The point is that there are those of us who may be a bit hesitant to allow ourselves to feel as though our loved ones are right here beside us. Maybe we fear that believing too much in this kind of spiritual proximity will land us in the same place as Harry Potter, sitting in front of the mirror of Erised, finding his parents, but losing himself. Or maybe the longing for their physical presence just feels too painful. We want one more knowing glance, one more conversation, one more chance to wrap our arms around them and hold on as tightly as we can. It leads me to wonder whether that moment of calm on Christmas Eve may be one of the biggest balance points of all. Could it be an invitation to safely push the veil aside, or to look into that mirror of Erised if you will? We could then allow ourselves to fill the empty spaces, pausing there for as long as we need to before releasing back to the present. We might even say a few words to those we see there. If you pushed that veil aside this Christmas Eve, what would you say? What would I say to my parents? You already know the answer: you are missing from me. Always, but especially tonight.
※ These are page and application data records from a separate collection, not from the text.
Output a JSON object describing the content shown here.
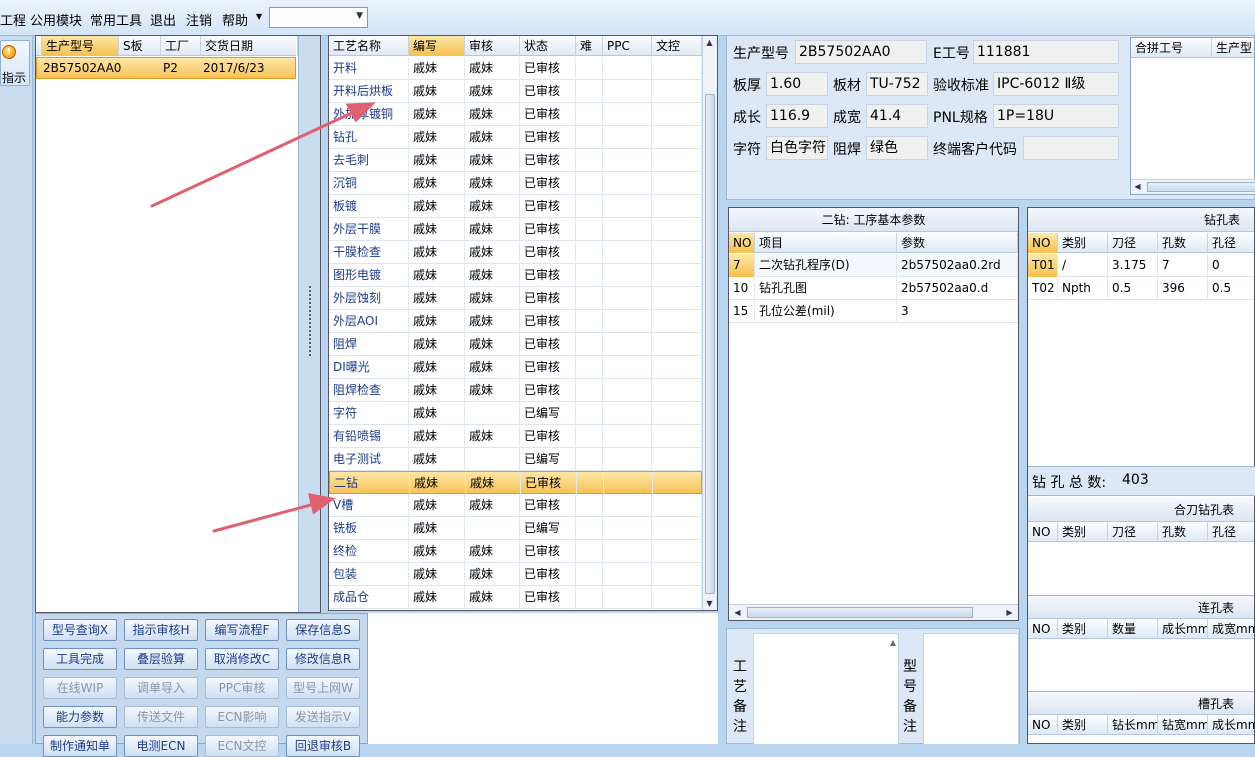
{
  "menu": {
    "items": [
      "工程",
      "公用模块",
      "常用工具",
      "退出",
      "注销",
      "帮助"
    ],
    "combo_value": ""
  },
  "guide_button": {
    "label": "指示"
  },
  "part_grid": {
    "columns": [
      "生产型号",
      "S板",
      "工厂",
      "交货日期"
    ],
    "rows": [
      [
        "2B57502AA0",
        "",
        "P2",
        "2017/6/23"
      ]
    ]
  },
  "process_grid": {
    "columns": [
      "工艺名称",
      "编写",
      "审核",
      "状态",
      "难",
      "PPC",
      "文控"
    ],
    "rows": [
      [
        "开料",
        "戚妹",
        "戚妹",
        "已审核"
      ],
      [
        "开料后烘板",
        "戚妹",
        "戚妹",
        "已审核"
      ],
      [
        "外加厚镀铜",
        "戚妹",
        "戚妹",
        "已审核"
      ],
      [
        "钻孔",
        "戚妹",
        "戚妹",
        "已审核"
      ],
      [
        "去毛刺",
        "戚妹",
        "戚妹",
        "已审核"
      ],
      [
        "沉铜",
        "戚妹",
        "戚妹",
        "已审核"
      ],
      [
        "板镀",
        "戚妹",
        "戚妹",
        "已审核"
      ],
      [
        "外层干膜",
        "戚妹",
        "戚妹",
        "已审核"
      ],
      [
        "干膜检查",
        "戚妹",
        "戚妹",
        "已审核"
      ],
      [
        "图形电镀",
        "戚妹",
        "戚妹",
        "已审核"
      ],
      [
        "外层蚀刻",
        "戚妹",
        "戚妹",
        "已审核"
      ],
      [
        "外层AOI",
        "戚妹",
        "戚妹",
        "已审核"
      ],
      [
        "阻焊",
        "戚妹",
        "戚妹",
        "已审核"
      ],
      [
        "DI曝光",
        "戚妹",
        "戚妹",
        "已审核"
      ],
      [
        "阻焊检查",
        "戚妹",
        "戚妹",
        "已审核"
      ],
      [
        "字符",
        "戚妹",
        "",
        "已编写"
      ],
      [
        "有铅喷锡",
        "戚妹",
        "戚妹",
        "已审核"
      ],
      [
        "电子测试",
        "戚妹",
        "",
        "已编写"
      ],
      [
        "二钻",
        "戚妹",
        "戚妹",
        "已审核"
      ],
      [
        "V槽",
        "戚妹",
        "戚妹",
        "已审核"
      ],
      [
        "铣板",
        "戚妹",
        "",
        "已编写"
      ],
      [
        "终检",
        "戚妹",
        "戚妹",
        "已审核"
      ],
      [
        "包装",
        "戚妹",
        "戚妹",
        "已审核"
      ],
      [
        "成品仓",
        "戚妹",
        "戚妹",
        "已审核"
      ]
    ],
    "selected_index": 18
  },
  "buttons": [
    [
      "型号查询X",
      "指示审核H",
      "编写流程F",
      "保存信息S"
    ],
    [
      "工具完成",
      "叠层验算",
      "取消修改C",
      "修改信息R"
    ],
    [
      "在线WIP",
      "调单导入",
      "PPC审核",
      "型号上网W"
    ],
    [
      "能力参数",
      "传送文件",
      "ECN影响",
      "发送指示V"
    ],
    [
      "制作通知单",
      "电测ECN",
      "ECN文控",
      "回退审核B"
    ]
  ],
  "disabled_buttons": [
    "在线WIP",
    "调单导入",
    "PPC审核",
    "型号上网W",
    "传送文件",
    "ECN影响",
    "发送指示V",
    "ECN文控"
  ],
  "info": {
    "part_no_label": "生产型号",
    "part_no": "2B57502AA0",
    "e_no_label": "E工号",
    "e_no": "111881",
    "thickness_label": "板厚",
    "thickness": "1.60",
    "material_label": "板材",
    "material": "TU-752",
    "standard_label": "验收标准",
    "standard": "IPC-6012 Ⅱ级",
    "length_label": "成长",
    "length": "116.9",
    "width_label": "成宽",
    "width": "41.4",
    "pnl_label": "PNL规格",
    "pnl": "1P=18U",
    "char_label": "字符",
    "char": "白色字符",
    "mask_label": "阻焊",
    "mask": "绿色",
    "customer_label": "终端客户代码",
    "customer": ""
  },
  "merge_grid": {
    "columns": [
      "合拼工号",
      "生产型"
    ]
  },
  "param_grid": {
    "title": "二钻: 工序基本参数",
    "columns": [
      "NO",
      "项目",
      "参数"
    ],
    "rows": [
      [
        "7",
        "二次钻孔程序(D)",
        "2b57502aa0.2rd"
      ],
      [
        "10",
        "钻孔孔图",
        "2b57502aa0.d"
      ],
      [
        "15",
        "孔位公差(mil)",
        "3"
      ]
    ]
  },
  "drill_table": {
    "title": "钻孔表",
    "columns": [
      "NO",
      "类别",
      "刀径",
      "孔数",
      "孔径"
    ],
    "rows": [
      [
        "T01",
        "/",
        "3.175",
        "7",
        "0"
      ],
      [
        "T02",
        "Npth",
        "0.5",
        "396",
        "0.5"
      ]
    ],
    "total_label": "钻 孔 总 数:",
    "total": "403"
  },
  "combined_drill": {
    "title": "合刀钻孔表",
    "columns": [
      "NO",
      "类别",
      "刀径",
      "孔数",
      "孔径"
    ]
  },
  "slot_hole": {
    "title": "连孔表",
    "columns": [
      "NO",
      "类别",
      "数量",
      "成长mm",
      "成宽mm"
    ]
  },
  "slot_table": {
    "title": "槽孔表",
    "columns": [
      "NO",
      "类别",
      "钻长mm",
      "钻宽mm",
      "成长mm"
    ]
  },
  "notes": {
    "process_label": "工艺备注",
    "part_label": "型号备注"
  }
}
For today’s cocktail, I wanted to use ingredients that would remind me of both my parents. My mom loved to bake at Christmastime, and I always thought that oatmeal cookies were her finest work. Thinking about those cookies led me to begin the drink with an imperial stout from Rusty Rail Brewing in Mifflinburg, Pa. It’s called Wolf King and is made with coffee and oatmeal. My dad was a Scotch drinker, but because I like to use craft spirits whenever I can, I chose to go with a malt whiskey that was made right here in Camden NJ at Cooper River Distillers. CRD is now closed, but Recklesstown Farm Distillery, where I currently work, bought the remainder of their products. I think my dad would have loved the fact that a malt whiskey could be made right in the town where he was born. I then added lemon to brighten and balance the deeper flavors in the drink, and finished up with a maple raisin simple. The result was a cocktail that was both intense and fun, with a richness that made you wish it could last forever. I think it would have made my parents smile. Cheers everyone! Happy Friday and Merry Christmas Eve. I hope the holiday brings you peace and joy!
Tu Me Manques
1.5 ounces Wolf King Imperial Stout
1.5 ounces Cooper River Distillers Malt Whiskey
1 ounce lemon juice
1 ounce maple raisin simple
Single strain into an old-fashioned the glass over one large cube.
Garnish with three cranberries to be festive.